But the money isn’t going to feed, adequately house or treat the strays, said Friz, who has campaigned for government regulatory oversight. "If they are going to fund the shelters, [the government] should control them," she said. But shelter owners are "lining their pockets with the money. It’s become a business."
Government officials maintain there is adequate oversight of the publicly funded shelters, including quality control visits.
But Pompameo said that the high cost of running public shelters has forced the government to close some of them and rely more on private shelters or public-private ventures.
Pompameo denies animals in Naples’ public shelters are mistreated, but acknowledged that, like with many of the services provided via the public sector, there is a shortage of personnel to accomplish all the department’s needs.
Pompameo’s Naples office employs 11 veterinarians and 10 technicians. Technicians go out daily to round up strays to be taken to the department’s uptown veterinary hospital. Under Italian law, all strays must be neutered and cannot be euthanized. Regional law mandates that stray dogs must be sterilized before they are returned to the streets, taken to a shelter or adopted.
In Naples, on average, for every 10 stray dogs her agents catch, eight are returned to the streets after being neutered and microchipped, she said. One gets adopted out, and one is transferred to a public-funded shelter.
Finding ways to help
Out on the streets, residents often feed their "neighborhood dog," and there are groups that raise money for the treatment and feeding of animals.
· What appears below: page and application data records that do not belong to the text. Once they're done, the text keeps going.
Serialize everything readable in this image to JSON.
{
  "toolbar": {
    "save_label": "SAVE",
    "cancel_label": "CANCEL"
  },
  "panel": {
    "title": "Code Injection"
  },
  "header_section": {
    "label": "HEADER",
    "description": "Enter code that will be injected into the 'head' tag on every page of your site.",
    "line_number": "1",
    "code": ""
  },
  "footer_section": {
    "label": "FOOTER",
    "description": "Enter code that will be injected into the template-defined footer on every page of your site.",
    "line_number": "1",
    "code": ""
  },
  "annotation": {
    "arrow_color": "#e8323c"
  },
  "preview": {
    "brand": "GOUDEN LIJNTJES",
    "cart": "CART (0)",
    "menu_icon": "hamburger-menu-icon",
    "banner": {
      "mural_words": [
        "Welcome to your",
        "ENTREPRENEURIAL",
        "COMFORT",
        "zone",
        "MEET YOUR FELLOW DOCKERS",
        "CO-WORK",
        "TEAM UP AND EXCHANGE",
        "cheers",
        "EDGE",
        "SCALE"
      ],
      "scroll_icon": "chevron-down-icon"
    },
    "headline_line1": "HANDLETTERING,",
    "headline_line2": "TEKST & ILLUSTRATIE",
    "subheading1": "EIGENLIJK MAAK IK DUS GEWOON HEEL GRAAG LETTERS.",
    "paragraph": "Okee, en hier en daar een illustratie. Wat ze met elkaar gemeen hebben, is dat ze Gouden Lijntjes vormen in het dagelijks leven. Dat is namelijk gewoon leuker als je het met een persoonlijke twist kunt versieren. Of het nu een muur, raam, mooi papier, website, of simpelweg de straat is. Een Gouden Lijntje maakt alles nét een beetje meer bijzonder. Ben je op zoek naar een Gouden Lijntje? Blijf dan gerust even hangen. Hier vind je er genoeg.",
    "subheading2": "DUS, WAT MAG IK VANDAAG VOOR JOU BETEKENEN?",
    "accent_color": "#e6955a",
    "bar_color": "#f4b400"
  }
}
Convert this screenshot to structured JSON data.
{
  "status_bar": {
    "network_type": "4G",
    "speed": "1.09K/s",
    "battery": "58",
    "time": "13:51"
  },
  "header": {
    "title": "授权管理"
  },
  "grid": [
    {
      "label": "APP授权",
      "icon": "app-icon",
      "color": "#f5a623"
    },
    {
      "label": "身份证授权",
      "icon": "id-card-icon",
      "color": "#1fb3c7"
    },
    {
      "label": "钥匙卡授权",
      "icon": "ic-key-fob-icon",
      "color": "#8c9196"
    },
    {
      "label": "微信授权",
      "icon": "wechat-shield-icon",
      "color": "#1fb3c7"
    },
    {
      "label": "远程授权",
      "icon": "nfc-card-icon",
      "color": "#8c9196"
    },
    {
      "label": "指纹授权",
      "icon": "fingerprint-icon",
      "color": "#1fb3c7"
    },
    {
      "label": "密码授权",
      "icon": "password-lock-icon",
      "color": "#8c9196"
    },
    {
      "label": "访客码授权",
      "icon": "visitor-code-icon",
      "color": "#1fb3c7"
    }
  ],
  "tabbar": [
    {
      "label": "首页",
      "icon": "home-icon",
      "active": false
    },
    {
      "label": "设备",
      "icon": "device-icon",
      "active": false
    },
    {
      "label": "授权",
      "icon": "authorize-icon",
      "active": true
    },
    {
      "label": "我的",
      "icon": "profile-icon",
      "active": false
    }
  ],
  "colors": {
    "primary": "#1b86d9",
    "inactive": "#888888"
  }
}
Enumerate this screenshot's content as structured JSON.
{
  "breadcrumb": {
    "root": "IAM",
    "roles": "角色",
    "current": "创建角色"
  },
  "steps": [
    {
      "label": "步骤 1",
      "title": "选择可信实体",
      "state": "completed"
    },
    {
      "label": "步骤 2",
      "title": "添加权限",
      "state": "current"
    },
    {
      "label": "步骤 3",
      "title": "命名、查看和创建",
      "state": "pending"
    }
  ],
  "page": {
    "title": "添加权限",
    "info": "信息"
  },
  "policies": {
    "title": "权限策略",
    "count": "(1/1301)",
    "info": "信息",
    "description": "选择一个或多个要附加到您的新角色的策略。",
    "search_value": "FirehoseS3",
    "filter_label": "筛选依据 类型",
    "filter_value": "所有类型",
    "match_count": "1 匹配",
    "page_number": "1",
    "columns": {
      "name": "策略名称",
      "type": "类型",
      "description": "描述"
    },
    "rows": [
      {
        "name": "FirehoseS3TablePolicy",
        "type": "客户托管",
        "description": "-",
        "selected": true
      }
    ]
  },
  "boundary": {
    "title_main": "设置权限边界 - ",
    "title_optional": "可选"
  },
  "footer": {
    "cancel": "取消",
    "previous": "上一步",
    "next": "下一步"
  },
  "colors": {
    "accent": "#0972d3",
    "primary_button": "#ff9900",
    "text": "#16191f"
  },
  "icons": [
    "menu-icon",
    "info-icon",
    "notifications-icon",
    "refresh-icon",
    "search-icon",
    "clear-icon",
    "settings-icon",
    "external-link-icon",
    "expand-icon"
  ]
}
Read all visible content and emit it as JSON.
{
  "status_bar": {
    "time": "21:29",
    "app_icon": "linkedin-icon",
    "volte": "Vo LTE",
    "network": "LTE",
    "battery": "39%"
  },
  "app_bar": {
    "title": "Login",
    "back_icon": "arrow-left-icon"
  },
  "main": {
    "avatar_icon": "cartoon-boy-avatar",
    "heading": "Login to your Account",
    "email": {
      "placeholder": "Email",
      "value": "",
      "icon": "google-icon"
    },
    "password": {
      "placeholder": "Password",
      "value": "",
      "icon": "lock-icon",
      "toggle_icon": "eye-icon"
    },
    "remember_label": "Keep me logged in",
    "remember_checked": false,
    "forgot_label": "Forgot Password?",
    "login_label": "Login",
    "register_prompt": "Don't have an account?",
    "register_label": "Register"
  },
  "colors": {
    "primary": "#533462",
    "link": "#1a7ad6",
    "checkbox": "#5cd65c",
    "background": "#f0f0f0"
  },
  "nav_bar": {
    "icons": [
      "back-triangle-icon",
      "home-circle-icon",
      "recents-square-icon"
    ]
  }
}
One such group, Naples Friends of Animals, hails from the city’s U.S. Navy base.
"Naples Friends of Animals was founded on the belief that stray animals are to be treated with the same love and respect as other living beings," said Genni Day, former president of the nonprofit volunteer organization at the U.S. Navy base here.
It is an all-volunteer, not-for-profit organization that raises money to neuter the city’s stray dogs and cats to prevent more homeless animals, she said.
Since April, the organization has spent more than $10,000 for neutering and treatment. The animals are then released where they were found.
"I do what I do because my heart aches every time I see a homeless puppy or kitten trying to survive on the streets," said Day, who served as a veterinary technician in the U.S. for five years. "I know all of the intestinal parasites and diseases that can run rampant on the streets with the strays. I hate to see any animal suffering.
"Moreover, I’m just a huge animal lover with a huge heart that wants to help the animals here."
Friends of Naples also has a cadre of volunteers who foster stray cats and dogs, keeping them safe, healthy and loved until they can find a home.
"Every now and then, we have a family who falls in love and adopts," Day said.
One such volunteer is Petty Officer 2nd Class Steve Dockendorff. Since arriving in Naples 18 months ago from Bahrain, the sailor has fostered 17 dogs. He now has three foster dogs in his Casapesenna villa, including three-legged Bullfrog, who was hit by a car and had a limb amputated.
"They’re all street dogs. I don’t believe in buying pets when there are too many free ones out there," the 28-year-old sailor said.
So what, he says, if he spends $75 to $100 every two weeks to feed them.
"I know this isn’t for everyone," he said. "It’s a lot of work. But I’ve been around animals all my life. And I have the willpower to do it."